◆ **EXERCISE AIM**: Your answer should show every line of the material below that includes "Print".
**********
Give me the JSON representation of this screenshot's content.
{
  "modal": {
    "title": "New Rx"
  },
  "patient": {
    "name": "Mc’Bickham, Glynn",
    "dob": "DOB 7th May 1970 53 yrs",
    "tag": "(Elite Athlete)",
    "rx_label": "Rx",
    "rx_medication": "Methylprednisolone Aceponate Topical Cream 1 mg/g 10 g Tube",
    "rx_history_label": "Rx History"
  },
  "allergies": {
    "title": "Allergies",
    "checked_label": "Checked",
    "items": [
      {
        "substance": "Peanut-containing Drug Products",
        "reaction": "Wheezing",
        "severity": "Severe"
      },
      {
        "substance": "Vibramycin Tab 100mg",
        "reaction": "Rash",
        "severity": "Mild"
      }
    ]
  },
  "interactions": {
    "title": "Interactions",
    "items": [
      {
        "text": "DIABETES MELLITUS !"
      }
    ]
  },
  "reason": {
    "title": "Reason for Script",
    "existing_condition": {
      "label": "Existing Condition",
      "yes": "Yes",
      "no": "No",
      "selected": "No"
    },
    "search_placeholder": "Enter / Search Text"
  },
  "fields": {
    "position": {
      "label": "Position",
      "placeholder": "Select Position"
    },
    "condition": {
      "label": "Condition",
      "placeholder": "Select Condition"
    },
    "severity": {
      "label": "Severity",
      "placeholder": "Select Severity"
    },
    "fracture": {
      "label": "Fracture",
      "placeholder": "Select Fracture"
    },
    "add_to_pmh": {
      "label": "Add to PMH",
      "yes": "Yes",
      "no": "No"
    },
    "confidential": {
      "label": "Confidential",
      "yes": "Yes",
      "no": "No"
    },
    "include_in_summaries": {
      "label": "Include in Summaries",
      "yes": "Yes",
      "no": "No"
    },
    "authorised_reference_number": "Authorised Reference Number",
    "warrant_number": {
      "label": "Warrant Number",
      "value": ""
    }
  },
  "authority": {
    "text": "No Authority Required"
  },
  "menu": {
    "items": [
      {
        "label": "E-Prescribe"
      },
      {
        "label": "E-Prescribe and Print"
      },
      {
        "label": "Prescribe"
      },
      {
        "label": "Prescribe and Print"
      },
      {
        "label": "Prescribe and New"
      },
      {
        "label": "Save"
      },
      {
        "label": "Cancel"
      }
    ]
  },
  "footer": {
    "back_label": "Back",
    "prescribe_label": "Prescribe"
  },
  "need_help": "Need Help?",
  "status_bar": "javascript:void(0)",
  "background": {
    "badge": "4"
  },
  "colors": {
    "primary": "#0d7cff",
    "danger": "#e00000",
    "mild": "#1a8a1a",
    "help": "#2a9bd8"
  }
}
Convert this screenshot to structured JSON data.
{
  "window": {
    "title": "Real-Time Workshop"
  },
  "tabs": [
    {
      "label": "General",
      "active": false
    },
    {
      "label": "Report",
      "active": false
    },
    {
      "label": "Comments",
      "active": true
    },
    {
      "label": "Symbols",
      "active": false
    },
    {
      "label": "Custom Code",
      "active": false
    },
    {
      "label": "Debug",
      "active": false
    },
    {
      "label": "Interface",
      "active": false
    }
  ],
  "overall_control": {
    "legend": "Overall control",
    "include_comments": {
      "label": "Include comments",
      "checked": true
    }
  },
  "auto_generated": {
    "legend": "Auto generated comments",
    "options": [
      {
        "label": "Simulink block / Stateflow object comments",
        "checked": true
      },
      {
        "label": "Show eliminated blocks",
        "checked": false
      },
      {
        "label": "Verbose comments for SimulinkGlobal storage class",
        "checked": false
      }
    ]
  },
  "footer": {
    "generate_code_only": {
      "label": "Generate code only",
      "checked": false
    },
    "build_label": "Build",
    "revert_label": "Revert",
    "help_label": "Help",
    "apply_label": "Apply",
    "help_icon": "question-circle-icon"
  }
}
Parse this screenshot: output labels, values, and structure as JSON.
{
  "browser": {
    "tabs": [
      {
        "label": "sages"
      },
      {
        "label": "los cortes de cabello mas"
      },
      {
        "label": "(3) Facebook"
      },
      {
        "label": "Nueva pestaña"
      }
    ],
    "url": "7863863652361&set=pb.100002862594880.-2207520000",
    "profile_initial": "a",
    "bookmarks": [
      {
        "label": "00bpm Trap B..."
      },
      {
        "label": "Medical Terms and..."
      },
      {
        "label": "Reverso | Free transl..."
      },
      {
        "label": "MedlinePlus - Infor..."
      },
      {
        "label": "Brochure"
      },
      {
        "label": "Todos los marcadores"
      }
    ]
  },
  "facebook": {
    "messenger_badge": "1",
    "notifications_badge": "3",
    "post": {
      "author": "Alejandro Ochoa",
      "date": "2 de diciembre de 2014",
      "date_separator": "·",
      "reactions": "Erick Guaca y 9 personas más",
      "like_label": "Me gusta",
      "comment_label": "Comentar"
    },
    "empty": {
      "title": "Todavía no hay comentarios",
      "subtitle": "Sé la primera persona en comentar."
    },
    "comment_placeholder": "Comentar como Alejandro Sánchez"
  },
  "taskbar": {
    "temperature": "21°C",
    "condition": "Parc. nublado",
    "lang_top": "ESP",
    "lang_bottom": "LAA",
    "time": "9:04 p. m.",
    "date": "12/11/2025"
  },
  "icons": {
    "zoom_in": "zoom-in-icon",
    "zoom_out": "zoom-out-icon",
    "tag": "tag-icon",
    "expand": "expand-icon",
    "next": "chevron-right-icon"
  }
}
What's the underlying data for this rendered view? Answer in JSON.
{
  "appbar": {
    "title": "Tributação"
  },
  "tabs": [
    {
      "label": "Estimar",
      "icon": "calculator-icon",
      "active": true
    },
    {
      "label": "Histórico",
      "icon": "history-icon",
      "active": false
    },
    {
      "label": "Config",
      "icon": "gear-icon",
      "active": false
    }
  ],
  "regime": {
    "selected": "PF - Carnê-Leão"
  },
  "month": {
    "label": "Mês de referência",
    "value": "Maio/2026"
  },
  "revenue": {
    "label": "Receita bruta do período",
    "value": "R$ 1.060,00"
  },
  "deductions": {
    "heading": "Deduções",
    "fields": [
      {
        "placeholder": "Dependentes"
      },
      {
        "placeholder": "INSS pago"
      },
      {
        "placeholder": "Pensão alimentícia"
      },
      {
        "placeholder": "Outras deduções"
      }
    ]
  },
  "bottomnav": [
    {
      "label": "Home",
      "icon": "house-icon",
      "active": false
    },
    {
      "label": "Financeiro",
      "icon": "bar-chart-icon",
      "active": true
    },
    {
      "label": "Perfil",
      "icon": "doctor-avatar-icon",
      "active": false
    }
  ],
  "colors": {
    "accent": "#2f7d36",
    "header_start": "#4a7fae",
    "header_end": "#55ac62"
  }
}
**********
◆ **ANSWER FOR THIS EXERCISE**:
        "label": "E-Prescribe and Print"
        "label": "Prescribe and Print"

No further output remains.